How Auckland Will Pay For It
The grand draft Auckland Plan envisages new infrastructure such as a CBD Rail Link and harbour tunnel as essential – but once again comes the thorny issue of when the crunch comes, will Aucklanders pay and if so, how.
The Prime Minister was once again reported today pouring cold water on the Government coming to the party on the rail link “any time soon” and continuing the Government tune that it’s the Auckland Council and its ratepayers and citizens who will have to adopt innovative ways to fund such schemes.
The Plan canvasses the options and motorway congestion charges – or whatever is decided- would be implemented around 2016.
The draft Auckland Plan sees the most appropriate target date for introducing a new form of transport revenue such as road network pricing is seen as when the new electric trains start (listed as not 2013 but 2014-15) and Waterview Tunnel is opened (2016/17).
Funding mechanisms that seem most favoured for consideration are tolls, road pricing, increases in parking charges and levies or increases in passenger fares that “reflect service quality and reliability improvements.” On the latter, it argues that the improvements passengers fund will ultimately lead to a better transport system for everyone.
“Transport improvements over the 30-year period must be agreed by Auckland Council and central government and must benefit users and those who contribute funding.

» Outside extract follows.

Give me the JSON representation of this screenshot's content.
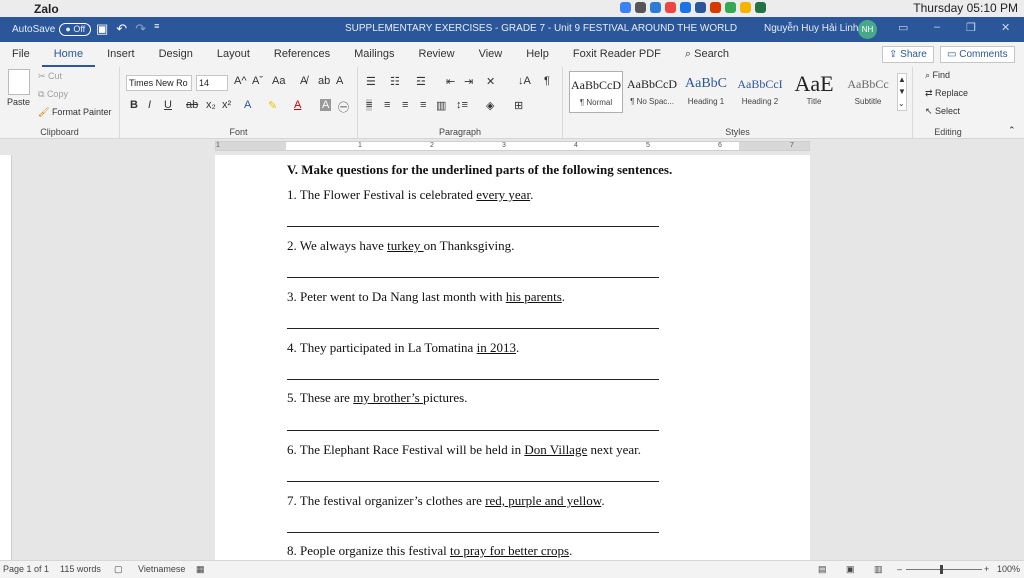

“It’s likely a different mix of funding mechanisms will be used for different projects. This work will be done jointly by the various planning and delivery agencies. Again council and central government will have to agree to any such new funding packages.”
The Plan considers other options:
Private private partnerships are considered a form of procurement rather than a funding mechanism. The downsides are listed as being complex and costly.
Regional fuel tax (which Auckland was suppose to have had) can lead to distortions at the borders of the region with motorists driving over the boundary to fill up. Another problem is they would charge all road users regardless of the costs that each road-user creates meaning road users who drive outside peak times still subsidise peak time drivers. Anyway, it sounds academic as the transport minister is reviewing the Land Transport Management Act potentially removing a provision for such fuel taxes being possible.
Road pricing which includes tolls congestion charging and network pricing is considered a viable option and can change behaviour.
Congestion charging has been used successfully in some cities but Auckland Council would have to consider a number of factors. The best approach would be to initially price congested destinations that are already well served by public transport. Discounts, entitlements or exemptions could be a way to increase mobility. “Congestion pricing is premise don taking private motor vehicle mobility as a free good away and then allowing the driver to buy that mobility back. Therefore a scheme should in principle have as few discounts or exemptions as possible in order to maximum the potential congestion reduction.” On areas where public transport options are limited it says a “wider suite of options for those motorists with little or no access to public transport is desirable.’
Network charging such as charging vehicles to join the motorway network is not currently permissible. If legislated, the level of charge would be calculated to both optimise revenue and manage demand to create free flow traffic on motorways.
Value Uplift levy, used in Melbourne is also raised. This is a payment designed to reserve for community use part of the uplift in land value. It differs from a capital gains tax as it’s charged only once when the property changes hands after upzoning.
Local sales taxes are dismissed as not having government support along with more admin burdens and undermining GST
And here’s where the money is needed for transport -
It’s a debate that needs to be had now and ended soon.
In the past when people finally are having to commit to achieving their dream plans, such debates get messy and break into the historical Auckland factions which go nowhere.
How Auckland will look by 2040
Plans for Auckland’s Waterfront
What the Plan says about Transport
Taming Auckland’s landscape – what the Plan says
Read Auckland Plan